HOW TO COMPLETE THIS TASK:
Give back every line of the data exactly. Pictures are not part of the copy.

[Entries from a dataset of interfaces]
================
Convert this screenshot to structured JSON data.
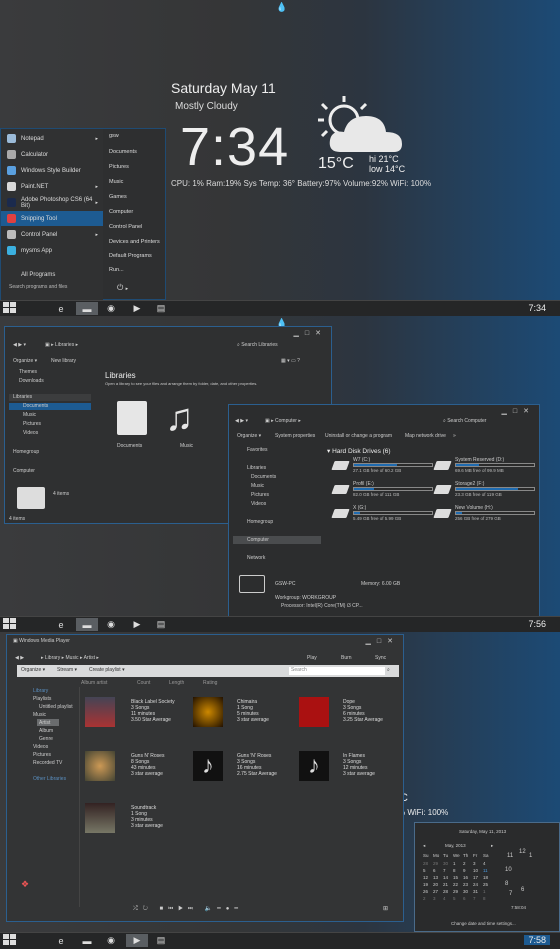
{
  "screen1": {
    "date": "Saturday May 11",
    "condition": "Mostly Cloudy",
    "time": "7:34",
    "temp": "15°C",
    "hi": "hi 21°C",
    "lo": "low 14°C",
    "stats": "CPU: 1%   Ram:19%  Sys Temp: 36°  Battery:97%  Volume:92%   WiFi: 100%",
    "clock": "7:34",
    "start_menu": {
      "left_items": [
        "Notepad",
        "Calculator",
        "Windows Style Builder",
        "Paint.NET",
        "Adobe Photoshop CS6 (64 Bit)",
        "Snipping Tool",
        "Control Panel",
        "mysms App"
      ],
      "all_programs": "All Programs",
      "search": "Search programs and files",
      "right_items": [
        "gsw",
        "Documents",
        "Pictures",
        "Music",
        "Games",
        "Computer",
        "Control Panel",
        "Devices and Printers",
        "Default Programs",
        "Run..."
      ]
    }
  },
  "screen2": {
    "clock": "7:56",
    "libraries": {
      "address": "Libraries",
      "search": "Search Libraries",
      "toolbar": [
        "Organize ▾",
        "New library"
      ],
      "nav": [
        "Themes",
        "Downloads",
        "Libraries",
        "Documents",
        "Music",
        "Pictures",
        "Videos",
        "Homegroup",
        "Computer"
      ],
      "title": "Libraries",
      "subtitle": "Open a library to see your files and arrange them by folder, date, and other properties.",
      "items": [
        "Documents",
        "Music"
      ],
      "count": "4 items",
      "status": "4 items"
    },
    "computer": {
      "address": "Computer",
      "search": "Search Computer",
      "toolbar": [
        "Organize ▾",
        "System properties",
        "Uninstall or change a program",
        "Map network drive",
        "»"
      ],
      "nav": [
        "Favorites",
        "Libraries",
        "Documents",
        "Music",
        "Pictures",
        "Videos",
        "Homegroup",
        "Computer",
        "Network"
      ],
      "section": "Hard Disk Drives (6)",
      "drives": [
        {
          "name": "W7 (C:)",
          "free": "27.1 GB free of 60.2 GB",
          "fill": 0.55
        },
        {
          "name": "System Reserved (D:)",
          "free": "69.6 MB free of 99.9 MB",
          "fill": 0.3
        },
        {
          "name": "Profil (E:)",
          "free": "82.0 GB free of 111 GB",
          "fill": 0.26
        },
        {
          "name": "Storage2 (F:)",
          "free": "23.3 GB free of 119 GB",
          "fill": 0.8
        },
        {
          "name": "X (G:)",
          "free": "5.49 GB free of 5.99 GB",
          "fill": 0.08
        },
        {
          "name": "New Volume (H:)",
          "free": "256 GB free of 279 GB",
          "fill": 0.08
        }
      ],
      "pc_name": "GSW-PC",
      "workgroup": "Workgroup: WORKGROUP",
      "memory": "Memory: 6.00 GB",
      "processor": "Processor: Intel(R) Core(TM) i3 CP..."
    }
  },
  "screen3": {
    "clock": "7:58",
    "wmp": {
      "title": "Windows Media Player",
      "breadcrumb": [
        "Library",
        "Music",
        "Artist"
      ],
      "tabs": [
        "Play",
        "Burn",
        "Sync"
      ],
      "search": "Search",
      "toolbar": [
        "Organize ▾",
        "Stream ▾",
        "Create playlist ▾"
      ],
      "columns": [
        "Album artist",
        "Count",
        "Length",
        "Rating"
      ],
      "nav": [
        "Library",
        "Playlists",
        "Untitled playlist",
        "Music",
        "Artist",
        "Album",
        "Genre",
        "Videos",
        "Pictures",
        "Recorded TV",
        "Other Libraries"
      ],
      "albums": [
        {
          "name": "Black Label Society",
          "l1": "3 Songs",
          "l2": "11 minutes",
          "l3": "3.50 Star Average"
        },
        {
          "name": "Chimaira",
          "l1": "1 Song",
          "l2": "5 minutes",
          "l3": "3 star average"
        },
        {
          "name": "Dope",
          "l1": "3 Songs",
          "l2": "6 minutes",
          "l3": "3.25 Star Average"
        },
        {
          "name": "Guns N' Roses",
          "l1": "8 Songs",
          "l2": "43 minutes",
          "l3": "3 star average"
        },
        {
          "name": "Guns 'N' Roses",
          "l1": "3 Songs",
          "l2": "16 minutes",
          "l3": "2.75 Star Average"
        },
        {
          "name": "In Flames",
          "l1": "3 Songs",
          "l2": "12 minutes",
          "l3": "3 star average"
        },
        {
          "name": "Soundtrack",
          "l1": "1 Song",
          "l2": "3 minutes",
          "l3": "3 star average"
        }
      ]
    },
    "peek_c": "C",
    "peek_wifi": "% WiFi: 100%",
    "calendar": {
      "header": "Saturday, May 11, 2013",
      "month": "May, 2013",
      "days": [
        "Su",
        "Mo",
        "Tu",
        "We",
        "Th",
        "Fr",
        "Sa"
      ],
      "rows": [
        [
          "28",
          "29",
          "30",
          "1",
          "2",
          "3",
          "4"
        ],
        [
          "5",
          "6",
          "7",
          "8",
          "9",
          "10",
          "11"
        ],
        [
          "12",
          "13",
          "14",
          "15",
          "16",
          "17",
          "18"
        ],
        [
          "19",
          "20",
          "21",
          "22",
          "23",
          "24",
          "25"
        ],
        [
          "26",
          "27",
          "28",
          "29",
          "30",
          "31",
          "1"
        ],
        [
          "2",
          "3",
          "4",
          "5",
          "6",
          "7",
          "8"
        ]
      ],
      "time": "7:58:04",
      "link": "Change date and time settings..."
    }
  }
}
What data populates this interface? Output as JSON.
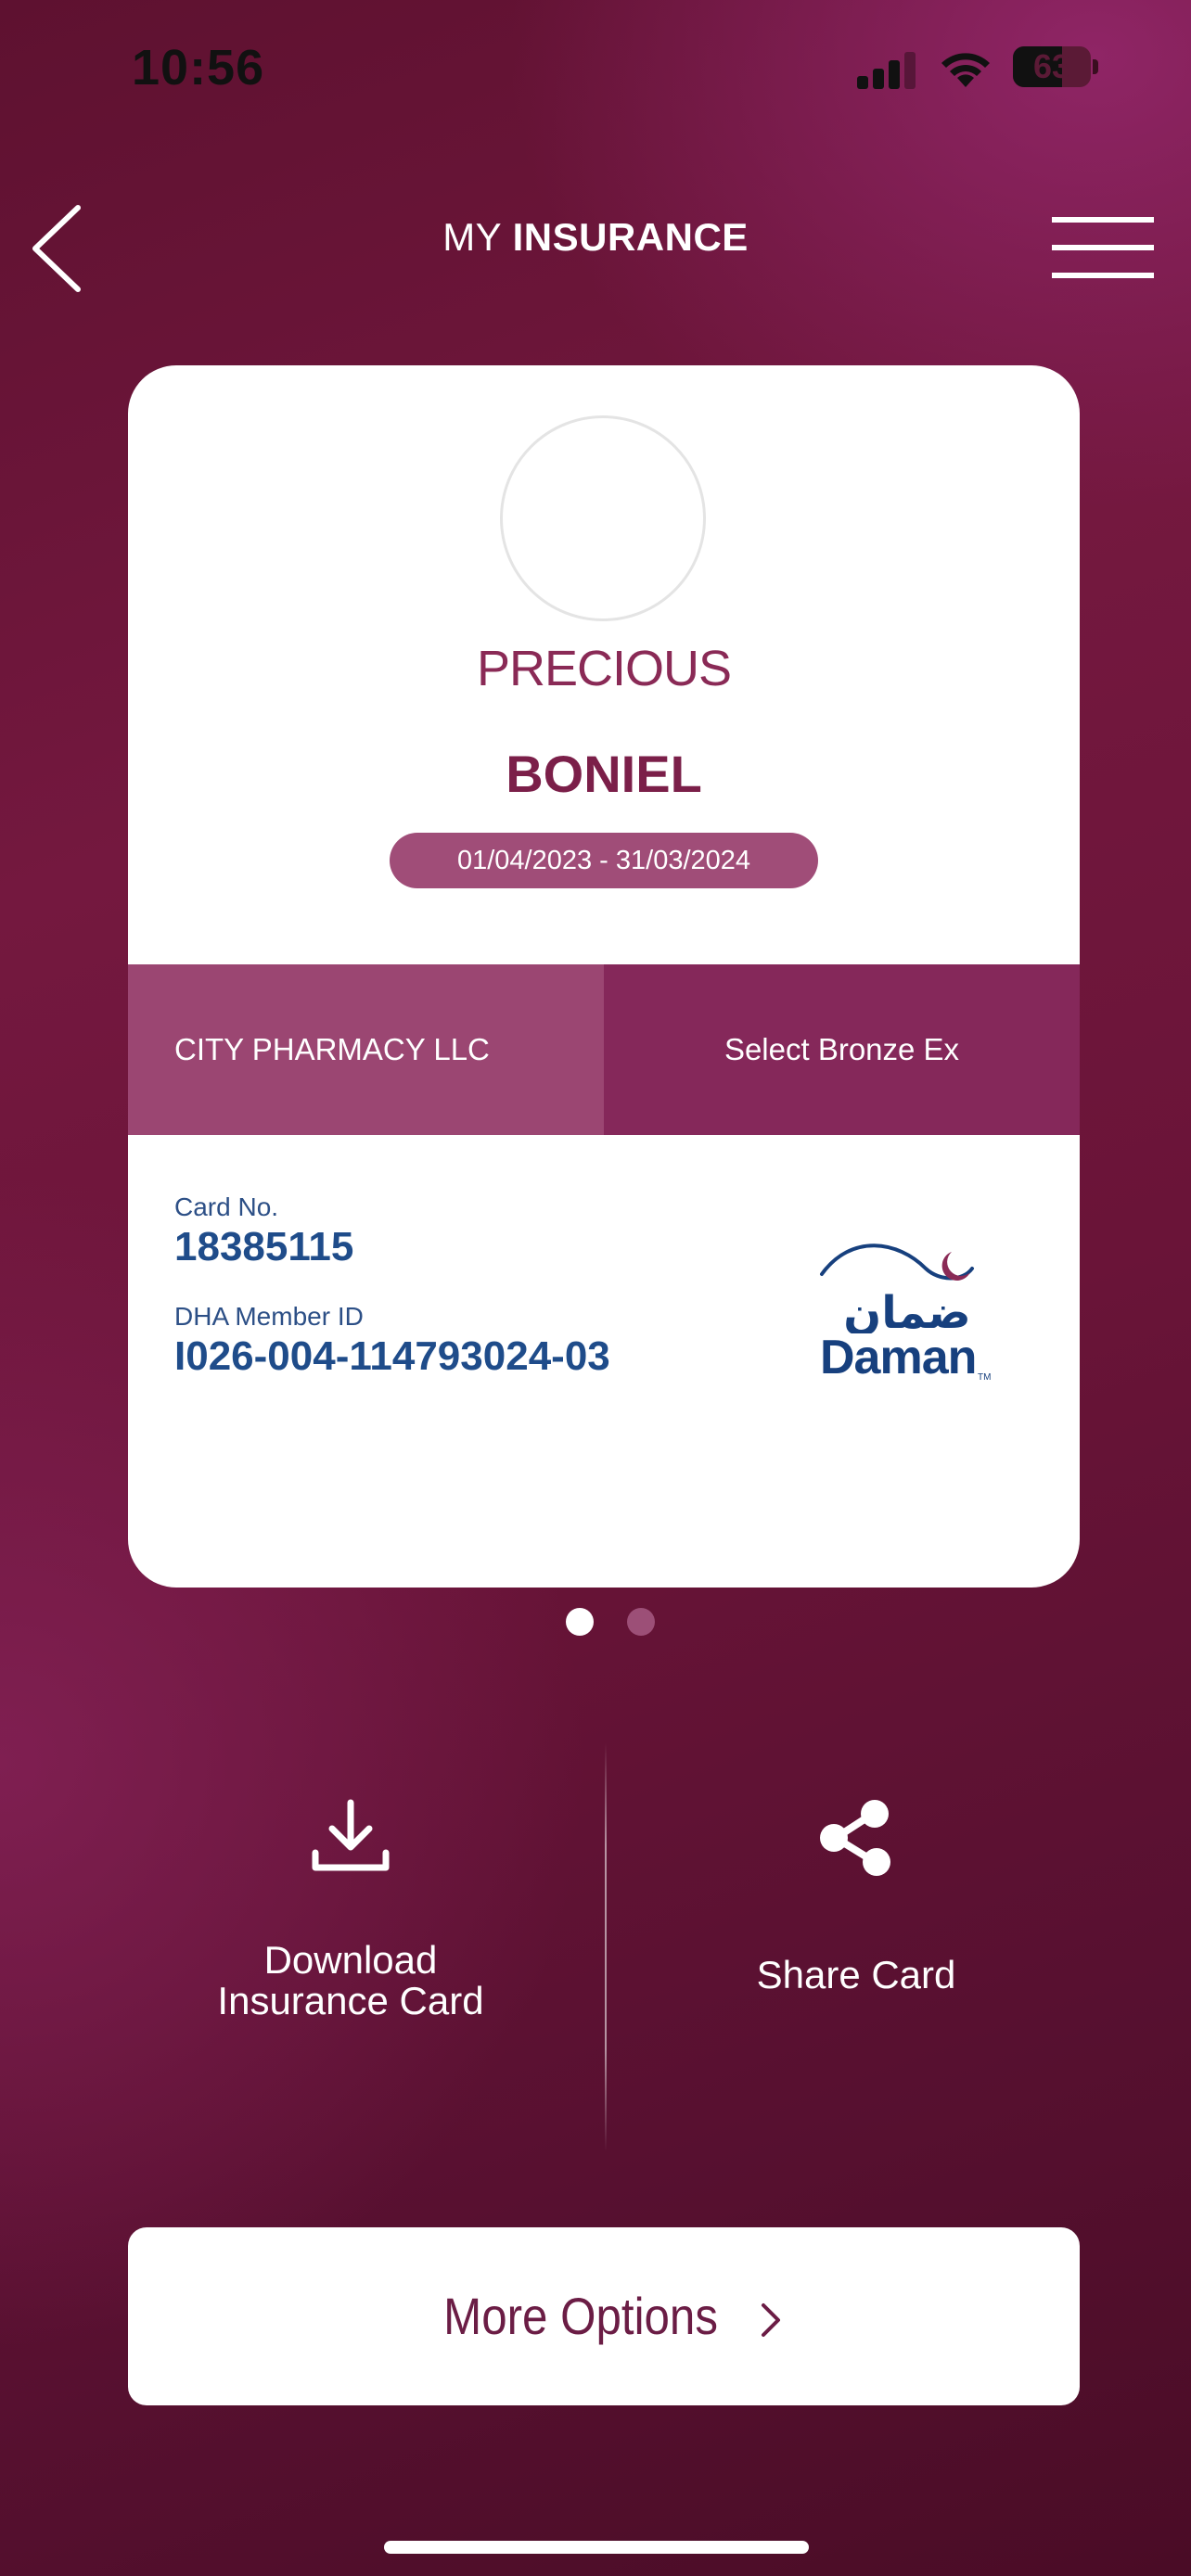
{
  "status_bar": {
    "time": "10:56",
    "battery_percent": "63",
    "battery_level": 0.63
  },
  "header": {
    "title_light": "MY ",
    "title_bold": "INSURANCE"
  },
  "card": {
    "first_name": "PRECIOUS",
    "last_name": "BONIEL",
    "validity": "01/04/2023 - 31/03/2024",
    "employer": "CITY PHARMACY LLC",
    "plan": "Select Bronze Ex",
    "card_no_label": "Card No.",
    "card_no": "18385115",
    "dha_label": "DHA Member ID",
    "dha_id": "I026-004-114793024-03",
    "logo_arabic": "ضمان",
    "logo_text": "Daman",
    "logo_tm": "TM"
  },
  "pager": {
    "current": 1,
    "total": 2
  },
  "actions": {
    "download_label": "Download\nInsurance Card",
    "share_label": "Share Card"
  },
  "more_options": {
    "label": "More Options"
  },
  "colors": {
    "brand_maroon": "#7b1f49",
    "band_light": "#9b4672",
    "band_dark": "#85285a",
    "link_blue": "#1f4c8a"
  }
}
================
RESULT OF THE TASK:
Convert this screenshot to structured JSON data.
{
  "screen1": {
    "date": "Saturday May 11",
    "condition": "Mostly Cloudy",
    "time": "7:34",
    "temp": "15°C",
    "hi": "hi 21°C",
    "lo": "low 14°C",
    "stats": "CPU: 1%   Ram:19%  Sys Temp: 36°  Battery:97%  Volume:92%   WiFi: 100%",
    "clock": "7:34",
    "start_menu": {
      "left_items": [
        "Notepad",
        "Calculator",
        "Windows Style Builder",
        "Paint.NET",
        "Adobe Photoshop CS6 (64 Bit)",
        "Snipping Tool",
        "Control Panel",
        "mysms App"
      ],
      "all_programs": "All Programs",
      "search": "Search programs and files",
      "right_items": [
        "gsw",
        "Documents",
        "Pictures",
        "Music",
        "Games",
        "Computer",
        "Control Panel",
        "Devices and Printers",
        "Default Programs",
        "Run..."
      ]
    }
  },
  "screen2": {
    "clock": "7:56",
    "libraries": {
      "address": "Libraries",
      "search": "Search Libraries",
      "toolbar": [
        "Organize ▾",
        "New library"
      ],
      "nav": [
        "Themes",
        "Downloads",
        "Libraries",
        "Documents",
        "Music",
        "Pictures",
        "Videos",
        "Homegroup",
        "Computer"
      ],
      "title": "Libraries",
      "subtitle": "Open a library to see your files and arrange them by folder, date, and other properties.",
      "items": [
        "Documents",
        "Music"
      ],
      "count": "4 items",
      "status": "4 items"
    },
    "computer": {
      "address": "Computer",
      "search": "Search Computer",
      "toolbar": [
        "Organize ▾",
        "System properties",
        "Uninstall or change a program",
        "Map network drive",
        "»"
      ],
      "nav": [
        "Favorites",
        "Libraries",
        "Documents",
        "Music",
        "Pictures",
        "Videos",
        "Homegroup",
        "Computer",
        "Network"
      ],
      "section": "Hard Disk Drives (6)",
      "drives": [
        {
          "name": "W7 (C:)",
          "free": "27.1 GB free of 60.2 GB",
          "fill": 0.55
        },
        {
          "name": "System Reserved (D:)",
          "free": "69.6 MB free of 99.9 MB",
          "fill": 0.3
        },
        {
          "name": "Profil (E:)",
          "free": "82.0 GB free of 111 GB",
          "fill": 0.26
        },
        {
          "name": "Storage2 (F:)",
          "free": "23.3 GB free of 119 GB",
          "fill": 0.8
        },
        {
          "name": "X (G:)",
          "free": "5.49 GB free of 5.99 GB",
          "fill": 0.08
        },
        {
          "name": "New Volume (H:)",
          "free": "256 GB free of 279 GB",
          "fill": 0.08
        }
      ],
      "pc_name": "GSW-PC",
      "workgroup": "Workgroup: WORKGROUP",
      "memory": "Memory: 6.00 GB",
      "processor": "Processor: Intel(R) Core(TM) i3 CP..."
    }
  },
  "screen3": {
    "clock": "7:58",
    "wmp": {
      "title": "Windows Media Player",
      "breadcrumb": [
        "Library",
        "Music",
        "Artist"
      ],
      "tabs": [
        "Play",
        "Burn",
        "Sync"
      ],
      "search": "Search",
      "toolbar": [
        "Organize ▾",
        "Stream ▾",
        "Create playlist ▾"
      ],
      "columns": [
        "Album artist",
        "Count",
        "Length",
        "Rating"
      ],
      "nav": [
        "Library",
        "Playlists",
        "Untitled playlist",
        "Music",
        "Artist",
        "Album",
        "Genre",
        "Videos",
        "Pictures",
        "Recorded TV",
        "Other Libraries"
      ],
      "albums": [
        {
          "name": "Black Label Society",
          "l1": "3 Songs",
          "l2": "11 minutes",
          "l3": "3.50 Star Average"
        },
        {
          "name": "Chimaira",
          "l1": "1 Song",
          "l2": "5 minutes",
          "l3": "3 star average"
        },
        {
          "name": "Dope",
          "l1": "3 Songs",
          "l2": "6 minutes",
          "l3": "3.25 Star Average"
        },
        {
          "name": "Guns N' Roses",
          "l1": "8 Songs",
          "l2": "43 minutes",
          "l3": "3 star average"
        },
        {
          "name": "Guns 'N' Roses",
          "l1": "3 Songs",
          "l2": "16 minutes",
          "l3": "2.75 Star Average"
        },
        {
          "name": "In Flames",
          "l1": "3 Songs",
          "l2": "12 minutes",
          "l3": "3 star average"
        },
        {
          "name": "Soundtrack",
          "l1": "1 Song",
          "l2": "3 minutes",
          "l3": "3 star average"
        }
      ]
    },
    "peek_c": "C",
    "peek_wifi": "% WiFi: 100%",
    "calendar": {
      "header": "Saturday, May 11, 2013",
      "month": "May, 2013",
      "days": [
        "Su",
        "Mo",
        "Tu",
        "We",
        "Th",
        "Fr",
        "Sa"
      ],
      "rows": [
        [
          "28",
          "29",
          "30",
          "1",
          "2",
          "3",
          "4"
        ],
        [
          "5",
          "6",
          "7",
          "8",
          "9",
          "10",
          "11"
        ],
        [
          "12",
          "13",
          "14",
          "15",
          "16",
          "17",
          "18"
        ],
        [
          "19",
          "20",
          "21",
          "22",
          "23",
          "24",
          "25"
        ],
        [
          "26",
          "27",
          "28",
          "29",
          "30",
          "31",
          "1"
        ],
        [
          "2",
          "3",
          "4",
          "5",
          "6",
          "7",
          "8"
        ]
      ],
      "time": "7:58:04",
      "link": "Change date and time settings..."
    }
  }
}
What data populates this interface? Output as JSON.
{
  "status_bar": {
    "time": "10:56",
    "battery_percent": "63",
    "battery_level": 0.63
  },
  "header": {
    "title_light": "MY ",
    "title_bold": "INSURANCE"
  },
  "card": {
    "first_name": "PRECIOUS",
    "last_name": "BONIEL",
    "validity": "01/04/2023 - 31/03/2024",
    "employer": "CITY PHARMACY LLC",
    "plan": "Select Bronze Ex",
    "card_no_label": "Card No.",
    "card_no": "18385115",
    "dha_label": "DHA Member ID",
    "dha_id": "I026-004-114793024-03",
    "logo_arabic": "ضمان",
    "logo_text": "Daman",
    "logo_tm": "TM"
  },
  "pager": {
    "current": 1,
    "total": 2
  },
  "actions": {
    "download_label": "Download\nInsurance Card",
    "share_label": "Share Card"
  },
  "more_options": {
    "label": "More Options"
  },
  "colors": {
    "brand_maroon": "#7b1f49",
    "band_light": "#9b4672",
    "band_dark": "#85285a",
    "link_blue": "#1f4c8a"
  }
}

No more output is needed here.